Information given: Begin

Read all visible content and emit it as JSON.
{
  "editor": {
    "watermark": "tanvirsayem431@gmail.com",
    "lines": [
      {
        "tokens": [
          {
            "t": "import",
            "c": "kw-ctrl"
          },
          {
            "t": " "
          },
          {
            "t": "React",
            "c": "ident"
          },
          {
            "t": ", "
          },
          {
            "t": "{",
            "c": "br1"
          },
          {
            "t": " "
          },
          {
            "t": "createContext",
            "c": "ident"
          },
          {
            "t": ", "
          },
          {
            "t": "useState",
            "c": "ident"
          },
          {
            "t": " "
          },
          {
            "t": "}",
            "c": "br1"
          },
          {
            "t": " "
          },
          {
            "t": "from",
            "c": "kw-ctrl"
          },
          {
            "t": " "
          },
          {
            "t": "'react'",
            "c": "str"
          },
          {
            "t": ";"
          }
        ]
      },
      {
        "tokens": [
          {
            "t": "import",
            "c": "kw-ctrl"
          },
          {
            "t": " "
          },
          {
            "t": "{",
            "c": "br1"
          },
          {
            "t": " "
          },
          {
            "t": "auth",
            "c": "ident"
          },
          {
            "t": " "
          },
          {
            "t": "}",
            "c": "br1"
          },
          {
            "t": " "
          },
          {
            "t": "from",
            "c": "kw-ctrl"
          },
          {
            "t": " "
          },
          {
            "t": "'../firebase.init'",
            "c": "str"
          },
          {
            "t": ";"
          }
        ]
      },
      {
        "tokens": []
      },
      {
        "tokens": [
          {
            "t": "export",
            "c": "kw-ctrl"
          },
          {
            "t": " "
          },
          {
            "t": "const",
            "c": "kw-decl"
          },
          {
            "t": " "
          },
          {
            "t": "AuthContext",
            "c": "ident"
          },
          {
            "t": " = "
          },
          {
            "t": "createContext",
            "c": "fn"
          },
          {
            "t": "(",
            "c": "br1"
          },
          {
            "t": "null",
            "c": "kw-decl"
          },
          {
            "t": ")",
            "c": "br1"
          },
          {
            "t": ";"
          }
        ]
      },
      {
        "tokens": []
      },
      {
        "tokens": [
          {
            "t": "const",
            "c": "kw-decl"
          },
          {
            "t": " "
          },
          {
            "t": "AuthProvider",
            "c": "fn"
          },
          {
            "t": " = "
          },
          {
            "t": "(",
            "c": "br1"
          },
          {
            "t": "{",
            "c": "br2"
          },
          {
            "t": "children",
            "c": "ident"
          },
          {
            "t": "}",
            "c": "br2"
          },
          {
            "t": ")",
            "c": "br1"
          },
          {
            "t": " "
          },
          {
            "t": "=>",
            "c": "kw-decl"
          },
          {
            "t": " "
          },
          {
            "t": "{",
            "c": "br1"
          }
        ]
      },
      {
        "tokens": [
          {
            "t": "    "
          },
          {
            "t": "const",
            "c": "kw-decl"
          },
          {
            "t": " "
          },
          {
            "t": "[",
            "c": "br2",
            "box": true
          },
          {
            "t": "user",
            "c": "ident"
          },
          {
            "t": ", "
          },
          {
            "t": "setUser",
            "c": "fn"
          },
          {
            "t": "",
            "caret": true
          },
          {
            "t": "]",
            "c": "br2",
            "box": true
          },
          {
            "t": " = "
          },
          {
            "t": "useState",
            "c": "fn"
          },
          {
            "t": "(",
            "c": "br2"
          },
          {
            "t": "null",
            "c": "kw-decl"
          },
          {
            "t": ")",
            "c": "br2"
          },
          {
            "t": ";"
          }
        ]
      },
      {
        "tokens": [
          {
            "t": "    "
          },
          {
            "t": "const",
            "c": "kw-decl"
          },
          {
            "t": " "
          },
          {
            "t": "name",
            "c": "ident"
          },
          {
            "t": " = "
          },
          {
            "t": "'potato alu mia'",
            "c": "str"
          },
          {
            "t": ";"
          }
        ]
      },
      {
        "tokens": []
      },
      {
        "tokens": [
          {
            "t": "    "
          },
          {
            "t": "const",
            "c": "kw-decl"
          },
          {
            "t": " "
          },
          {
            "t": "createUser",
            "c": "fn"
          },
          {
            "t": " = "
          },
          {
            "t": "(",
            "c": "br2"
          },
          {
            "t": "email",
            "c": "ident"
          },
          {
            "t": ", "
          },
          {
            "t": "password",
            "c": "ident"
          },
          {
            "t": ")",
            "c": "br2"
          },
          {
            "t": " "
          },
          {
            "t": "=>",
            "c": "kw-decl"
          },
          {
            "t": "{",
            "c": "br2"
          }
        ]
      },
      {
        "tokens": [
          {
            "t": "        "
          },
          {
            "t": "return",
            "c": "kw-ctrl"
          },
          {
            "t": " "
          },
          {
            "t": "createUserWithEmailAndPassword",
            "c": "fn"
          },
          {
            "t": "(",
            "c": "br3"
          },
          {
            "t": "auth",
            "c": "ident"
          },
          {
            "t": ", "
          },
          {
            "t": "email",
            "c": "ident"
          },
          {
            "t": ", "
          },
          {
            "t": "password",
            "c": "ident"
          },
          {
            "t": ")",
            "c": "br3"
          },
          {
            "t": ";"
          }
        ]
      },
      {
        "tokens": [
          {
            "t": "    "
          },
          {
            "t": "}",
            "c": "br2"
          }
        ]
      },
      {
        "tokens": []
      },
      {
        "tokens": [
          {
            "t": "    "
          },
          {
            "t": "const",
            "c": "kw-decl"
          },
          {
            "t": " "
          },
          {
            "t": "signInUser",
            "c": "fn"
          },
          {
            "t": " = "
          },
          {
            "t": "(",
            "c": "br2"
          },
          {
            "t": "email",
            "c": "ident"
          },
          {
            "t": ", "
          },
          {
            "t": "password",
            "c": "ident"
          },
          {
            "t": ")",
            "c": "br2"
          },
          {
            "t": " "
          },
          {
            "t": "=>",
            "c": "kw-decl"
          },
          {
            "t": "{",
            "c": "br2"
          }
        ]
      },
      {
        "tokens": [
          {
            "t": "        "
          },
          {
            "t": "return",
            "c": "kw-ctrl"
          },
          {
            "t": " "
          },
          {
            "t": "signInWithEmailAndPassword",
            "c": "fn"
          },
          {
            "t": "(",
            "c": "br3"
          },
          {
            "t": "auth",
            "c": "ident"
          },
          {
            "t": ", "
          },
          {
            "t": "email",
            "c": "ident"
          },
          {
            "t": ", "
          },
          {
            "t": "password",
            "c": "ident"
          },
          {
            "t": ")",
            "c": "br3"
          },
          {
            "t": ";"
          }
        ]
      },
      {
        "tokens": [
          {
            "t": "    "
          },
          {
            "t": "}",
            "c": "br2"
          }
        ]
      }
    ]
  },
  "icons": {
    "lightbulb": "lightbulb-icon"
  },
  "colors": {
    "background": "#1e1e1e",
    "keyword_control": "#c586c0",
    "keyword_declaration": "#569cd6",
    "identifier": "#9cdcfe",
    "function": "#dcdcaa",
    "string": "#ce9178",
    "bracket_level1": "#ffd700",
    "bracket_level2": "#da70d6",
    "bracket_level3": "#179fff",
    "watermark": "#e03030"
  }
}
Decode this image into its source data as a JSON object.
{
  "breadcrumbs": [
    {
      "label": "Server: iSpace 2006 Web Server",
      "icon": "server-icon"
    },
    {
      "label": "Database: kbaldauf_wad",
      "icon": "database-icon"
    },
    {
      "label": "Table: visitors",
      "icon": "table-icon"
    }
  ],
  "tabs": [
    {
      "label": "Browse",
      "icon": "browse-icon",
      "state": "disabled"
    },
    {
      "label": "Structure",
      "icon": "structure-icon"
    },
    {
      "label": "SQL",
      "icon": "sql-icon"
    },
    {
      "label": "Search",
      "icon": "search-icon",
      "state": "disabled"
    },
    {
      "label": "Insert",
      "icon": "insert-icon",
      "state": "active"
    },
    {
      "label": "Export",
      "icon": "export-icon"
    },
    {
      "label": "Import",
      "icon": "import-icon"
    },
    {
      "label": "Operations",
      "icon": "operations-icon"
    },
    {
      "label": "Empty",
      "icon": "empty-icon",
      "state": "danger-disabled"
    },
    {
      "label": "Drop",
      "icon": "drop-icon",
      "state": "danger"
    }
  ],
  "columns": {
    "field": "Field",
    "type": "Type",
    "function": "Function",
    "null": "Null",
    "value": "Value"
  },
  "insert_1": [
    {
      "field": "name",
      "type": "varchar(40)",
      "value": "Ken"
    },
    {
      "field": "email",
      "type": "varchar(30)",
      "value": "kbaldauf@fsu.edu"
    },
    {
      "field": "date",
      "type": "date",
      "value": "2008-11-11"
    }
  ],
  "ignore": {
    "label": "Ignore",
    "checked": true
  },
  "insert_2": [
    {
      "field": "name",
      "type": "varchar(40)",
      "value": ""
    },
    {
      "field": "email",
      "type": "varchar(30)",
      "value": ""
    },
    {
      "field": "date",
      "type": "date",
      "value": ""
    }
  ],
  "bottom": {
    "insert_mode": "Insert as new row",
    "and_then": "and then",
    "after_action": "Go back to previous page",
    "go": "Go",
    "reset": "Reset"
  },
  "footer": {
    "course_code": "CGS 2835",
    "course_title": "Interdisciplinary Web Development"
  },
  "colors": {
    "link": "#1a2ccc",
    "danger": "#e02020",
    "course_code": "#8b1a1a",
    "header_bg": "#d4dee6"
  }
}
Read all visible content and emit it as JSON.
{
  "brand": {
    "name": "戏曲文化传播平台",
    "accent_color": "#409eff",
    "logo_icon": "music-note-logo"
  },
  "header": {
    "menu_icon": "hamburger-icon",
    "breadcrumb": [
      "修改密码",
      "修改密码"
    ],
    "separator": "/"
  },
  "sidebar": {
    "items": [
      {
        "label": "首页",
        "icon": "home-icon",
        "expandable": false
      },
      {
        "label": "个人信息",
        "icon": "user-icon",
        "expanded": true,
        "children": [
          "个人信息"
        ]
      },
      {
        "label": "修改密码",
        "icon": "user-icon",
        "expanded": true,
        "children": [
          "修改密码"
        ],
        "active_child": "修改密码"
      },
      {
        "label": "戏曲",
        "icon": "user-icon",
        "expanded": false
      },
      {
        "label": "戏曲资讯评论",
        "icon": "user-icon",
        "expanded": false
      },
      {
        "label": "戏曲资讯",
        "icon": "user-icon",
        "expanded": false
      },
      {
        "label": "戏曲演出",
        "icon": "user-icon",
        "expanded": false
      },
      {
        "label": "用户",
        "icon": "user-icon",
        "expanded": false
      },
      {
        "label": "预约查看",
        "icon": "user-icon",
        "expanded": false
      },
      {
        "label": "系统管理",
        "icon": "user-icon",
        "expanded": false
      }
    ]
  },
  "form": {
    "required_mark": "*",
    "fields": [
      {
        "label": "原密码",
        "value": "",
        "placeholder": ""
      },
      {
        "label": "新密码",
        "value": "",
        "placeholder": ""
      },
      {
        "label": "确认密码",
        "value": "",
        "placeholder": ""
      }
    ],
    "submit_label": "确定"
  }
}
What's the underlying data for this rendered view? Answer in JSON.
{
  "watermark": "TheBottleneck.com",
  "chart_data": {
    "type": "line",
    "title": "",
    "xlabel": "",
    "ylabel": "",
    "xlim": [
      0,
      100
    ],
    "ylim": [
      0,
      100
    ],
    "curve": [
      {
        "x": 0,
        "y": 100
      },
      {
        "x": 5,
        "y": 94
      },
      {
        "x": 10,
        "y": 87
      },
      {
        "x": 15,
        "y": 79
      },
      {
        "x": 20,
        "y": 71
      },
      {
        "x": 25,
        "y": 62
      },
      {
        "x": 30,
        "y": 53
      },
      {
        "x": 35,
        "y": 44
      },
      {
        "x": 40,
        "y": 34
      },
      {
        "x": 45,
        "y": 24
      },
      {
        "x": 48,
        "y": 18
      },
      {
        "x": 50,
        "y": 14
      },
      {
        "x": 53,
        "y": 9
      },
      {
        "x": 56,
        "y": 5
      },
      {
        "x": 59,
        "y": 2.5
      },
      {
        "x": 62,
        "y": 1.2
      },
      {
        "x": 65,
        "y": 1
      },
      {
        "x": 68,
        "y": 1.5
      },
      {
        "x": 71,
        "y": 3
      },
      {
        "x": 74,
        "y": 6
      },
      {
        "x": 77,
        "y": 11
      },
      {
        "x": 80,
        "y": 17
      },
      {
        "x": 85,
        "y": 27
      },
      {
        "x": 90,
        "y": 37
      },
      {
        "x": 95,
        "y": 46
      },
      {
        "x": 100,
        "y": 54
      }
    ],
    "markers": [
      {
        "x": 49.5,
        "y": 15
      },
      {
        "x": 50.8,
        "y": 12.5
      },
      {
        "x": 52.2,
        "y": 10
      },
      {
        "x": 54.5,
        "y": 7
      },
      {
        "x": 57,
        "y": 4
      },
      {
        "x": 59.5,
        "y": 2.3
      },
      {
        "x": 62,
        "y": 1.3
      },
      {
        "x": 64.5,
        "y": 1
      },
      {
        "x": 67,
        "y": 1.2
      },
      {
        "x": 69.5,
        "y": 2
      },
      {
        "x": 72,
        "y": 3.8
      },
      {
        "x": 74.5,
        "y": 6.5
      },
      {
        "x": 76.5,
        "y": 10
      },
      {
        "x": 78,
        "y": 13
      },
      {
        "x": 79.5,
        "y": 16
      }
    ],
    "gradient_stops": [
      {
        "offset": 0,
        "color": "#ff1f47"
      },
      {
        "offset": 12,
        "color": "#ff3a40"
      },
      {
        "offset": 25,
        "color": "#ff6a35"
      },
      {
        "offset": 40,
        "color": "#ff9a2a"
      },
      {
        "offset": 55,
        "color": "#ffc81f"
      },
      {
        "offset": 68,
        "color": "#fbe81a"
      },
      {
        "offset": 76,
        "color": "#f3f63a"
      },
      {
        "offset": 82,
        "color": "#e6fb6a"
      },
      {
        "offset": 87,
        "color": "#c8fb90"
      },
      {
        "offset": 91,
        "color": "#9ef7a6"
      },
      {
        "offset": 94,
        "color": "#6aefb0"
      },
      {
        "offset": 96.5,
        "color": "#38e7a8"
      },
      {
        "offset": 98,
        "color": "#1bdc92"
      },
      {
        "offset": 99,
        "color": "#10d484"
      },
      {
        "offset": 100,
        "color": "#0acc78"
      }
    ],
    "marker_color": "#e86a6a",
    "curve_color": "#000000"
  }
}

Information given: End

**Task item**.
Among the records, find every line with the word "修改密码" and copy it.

**Reply to the task**.
      "修改密码",
      "修改密码"
        "label": "修改密码",
          "修改密码"
        "active_child": "修改密码"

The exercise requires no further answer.